## Your task
Filter the listing below for "CreateEnemies" and report every line that has it.

## Given records
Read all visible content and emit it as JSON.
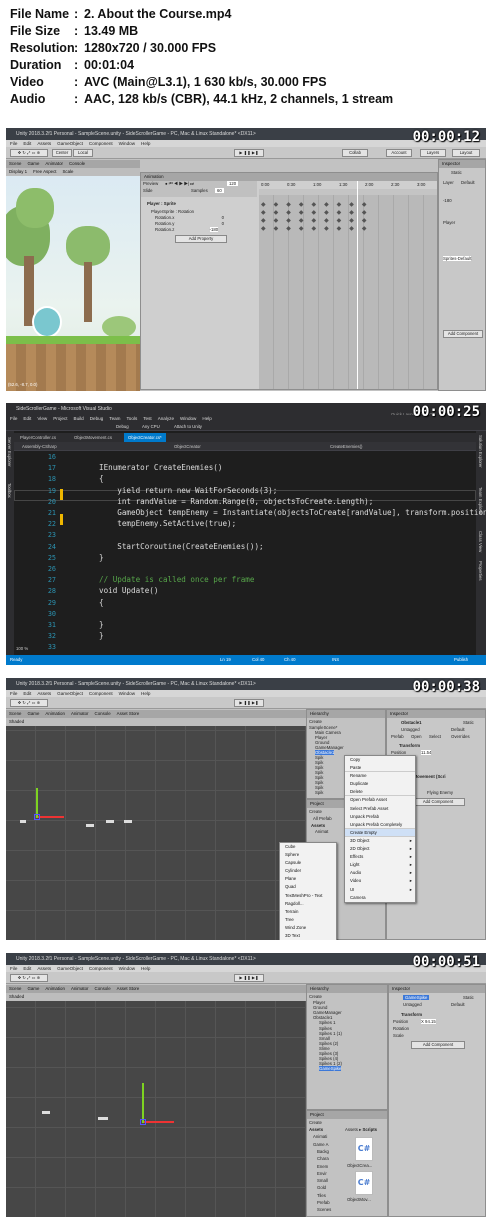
{
  "info": {
    "rows": [
      {
        "key": "File Name",
        "value": "2. About the Course.mp4"
      },
      {
        "key": "File Size",
        "value": "13.49 MB"
      },
      {
        "key": "Resolution",
        "value": "1280x720 / 30.000 FPS"
      },
      {
        "key": "Duration",
        "value": "00:01:04"
      },
      {
        "key": "Video",
        "value": "AVC (Main@L3.1), 1 630 kb/s, 30.000 FPS"
      },
      {
        "key": "Audio",
        "value": "AAC, 128 kb/s (CBR), 44.1 kHz, 2 channels, 1 stream"
      }
    ]
  },
  "frames": [
    {
      "timestamp": "00:00:12",
      "title": "Unity 2018.3.2f1 Personal - SampleScene.unity - SideScrollerGame - PC, Mac & Linux Standalone* <DX11>",
      "menu": [
        "File",
        "Edit",
        "Assets",
        "GameObject",
        "Component",
        "Window",
        "Help"
      ],
      "tool": {
        "center": "Center",
        "local": "Local",
        "collab": "Collab",
        "account": "Account",
        "layers": "Layers",
        "layout": "Layout"
      },
      "tabs": [
        "Scene",
        "Game",
        "Animator",
        "Console"
      ],
      "display": "Display 1",
      "aspect": "Free Aspect",
      "scale": "Scale",
      "animation": {
        "tab": "Animation",
        "preview": "Preview",
        "clip": "Slide",
        "samples_label": "Samples",
        "samples": "60",
        "frame_value": "120",
        "time_marks": [
          "0:00",
          "0:30",
          "1:00",
          "1:30",
          "2:00",
          "2:30",
          "3:00"
        ],
        "object": "Player : Sprite",
        "group": "PlayerSprite : Rotation",
        "props": [
          {
            "name": "Rotation.x",
            "value": "0"
          },
          {
            "name": "Rotation.y",
            "value": "0"
          },
          {
            "name": "Rotation.z",
            "value": "-180"
          }
        ],
        "add_button": "Add Property"
      },
      "coords": "(52.6, -8.7, 0.0)",
      "inspector": {
        "tab": "Inspector",
        "static": "Static",
        "layer": "Layer",
        "default": "Default",
        "player": "Player",
        "value": "-180",
        "sprite_default": "Sprites-Default",
        "add_component": "Add Component"
      }
    },
    {
      "timestamp": "00:00:25",
      "title": "SideScrollerGame - Microsoft Visual Studio",
      "quick_launch": "Quick Launch (Ctrl+Q)",
      "user": "Phanender",
      "menu": [
        "File",
        "Edit",
        "View",
        "Project",
        "Build",
        "Debug",
        "Team",
        "Tools",
        "Test",
        "Analyze",
        "Window",
        "Help"
      ],
      "toolbar": {
        "debug": "Debug",
        "cpu": "Any CPU",
        "attach": "Attach to Unity"
      },
      "file_tabs": [
        "PlayerController.cs",
        "ObjectMovement.cs",
        "ObjectCreator.cs*"
      ],
      "nav": {
        "project": "Assembly-CSharp",
        "class": "ObjectCreator",
        "method": "CreateEnemies()"
      },
      "side_left": [
        "Server Explorer",
        "Toolbox"
      ],
      "side_right": [
        "Solution Explorer",
        "Team Explorer",
        "Class View",
        "Properties"
      ],
      "code": [
        {
          "n": "16",
          "t": ""
        },
        {
          "n": "17",
          "t": "IEnumerator CreateEnemies()"
        },
        {
          "n": "18",
          "t": "{"
        },
        {
          "n": "19",
          "t": "    yield return new WaitForSeconds(3);"
        },
        {
          "n": "20",
          "t": "    int randValue = Random.Range(0, objectsToCreate.Length);"
        },
        {
          "n": "21",
          "t": "    GameObject tempEnemy = Instantiate(objectsToCreate[randValue], transform.position"
        },
        {
          "n": "22",
          "t": "    tempEnemy.SetActive(true);"
        },
        {
          "n": "23",
          "t": ""
        },
        {
          "n": "24",
          "t": "    StartCoroutine(CreateEnemies());"
        },
        {
          "n": "25",
          "t": "}"
        },
        {
          "n": "26",
          "t": ""
        },
        {
          "n": "27",
          "t": "// Update is called once per frame"
        },
        {
          "n": "28",
          "t": "void Update()"
        },
        {
          "n": "29",
          "t": "{"
        },
        {
          "n": "30",
          "t": ""
        },
        {
          "n": "31",
          "t": "}"
        },
        {
          "n": "32",
          "t": "}"
        },
        {
          "n": "33",
          "t": ""
        }
      ],
      "zoom": "100 %",
      "status": {
        "ready": "Ready",
        "ln": "Ln 19",
        "col": "Col 40",
        "ch": "Ch 40",
        "ins": "INS",
        "publish": "Publish"
      }
    },
    {
      "timestamp": "00:00:38",
      "title": "Unity 2018.3.2f1 Personal - SampleScene.unity - SideScrollerGame - PC, Mac & Linux Standalone* <DX11>",
      "menu": [
        "File",
        "Edit",
        "Assets",
        "GameObject",
        "Component",
        "Window",
        "Help"
      ],
      "tabs": [
        "Scene",
        "Game",
        "Animation",
        "Animator",
        "Console",
        "Asset Store"
      ],
      "shaded": "Shaded",
      "hierarchy": {
        "tab": "Hierarchy",
        "create": "Create",
        "items": [
          "SampleScene*",
          "Main Camera",
          "Player",
          "Ground",
          "GameManager",
          "Obstacle1",
          "Spik",
          "Spik",
          "Spik",
          "Spik",
          "Spik",
          "Spik",
          "Spik",
          "Spik"
        ]
      },
      "context_menu": [
        "Copy",
        "Paste",
        "Rename",
        "Duplicate",
        "Delete",
        "Open Prefab Asset",
        "Select Prefab Asset",
        "Unpack Prefab",
        "Unpack Prefab Completely",
        "Create Empty",
        "3D Object",
        "2D Object",
        "Effects",
        "Light",
        "Audio",
        "Video",
        "UI",
        "Camera"
      ],
      "submenu": [
        "Cube",
        "Sphere",
        "Capsule",
        "Cylinder",
        "Plane",
        "Quad",
        "TextMeshPro - Text",
        "Ragdoll...",
        "Terrain",
        "Tree",
        "Wind Zone",
        "3D Text"
      ],
      "inspector": {
        "tab": "Inspector",
        "name": "Obstacle1",
        "static": "Static",
        "tag": "Untagged",
        "layer": "Default",
        "prefab": "Prefab",
        "open": "Open",
        "select": "Select",
        "overrides": "Overrides",
        "transform": "Transform",
        "position": "Position",
        "pos_x": "11.54",
        "rotation": "Rotation",
        "scale": "Scale",
        "movement": "Object Movement (Scri",
        "type": "Flying Enemy",
        "add_component": "Add Component"
      },
      "project": {
        "tab": "Project",
        "create": "Create",
        "items": [
          "All Prefab",
          "Assets",
          "Animat"
        ]
      }
    },
    {
      "timestamp": "00:00:51",
      "title": "Unity 2018.3.2f1 Personal - SampleScene.unity - SideScrollerGame - PC, Mac & Linux Standalone* <DX11>",
      "menu": [
        "File",
        "Edit",
        "Assets",
        "GameObject",
        "Component",
        "Window",
        "Help"
      ],
      "tabs": [
        "Scene",
        "Game",
        "Animation",
        "Animator",
        "Console",
        "Asset Store"
      ],
      "shaded": "Shaded",
      "hierarchy": {
        "tab": "Hierarchy",
        "create": "Create",
        "items": [
          "Player",
          "Ground",
          "GameManager",
          "Obstacle1",
          "Spikes 1",
          "Spikes",
          "Spikes 1 (1)",
          "Small",
          "Spikes (2)",
          "Slime",
          "Spikes (3)",
          "Spikes (4)",
          "Spikes 1 (2)",
          "GameSpike"
        ]
      },
      "inspector": {
        "tab": "Inspector",
        "name": "GameSpike",
        "static": "Static",
        "tag": "Untagged",
        "layer": "Default",
        "transform": "Transform",
        "position": "Position",
        "pos_x": "X 94.15",
        "rotation": "Rotation",
        "scale": "Scale",
        "add_component": "Add Component"
      },
      "project": {
        "tab": "Project",
        "create": "Create",
        "tree": [
          "Assets",
          "Animati",
          "Game A",
          "Backg",
          "Chara",
          "Enem",
          "Envir",
          "Small",
          "Gold",
          "Tiles",
          "Prefab",
          "Scenes"
        ],
        "breadcrumb": [
          "Assets",
          "Scripts"
        ],
        "files": [
          "ObjectCrea...",
          "ObjectMov..."
        ]
      }
    }
  ]
}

## Answer section
        "method": "CreateEnemies()"
          "t": "IEnumerator CreateEnemies()"
          "t": "    StartCoroutine(CreateEnemies());"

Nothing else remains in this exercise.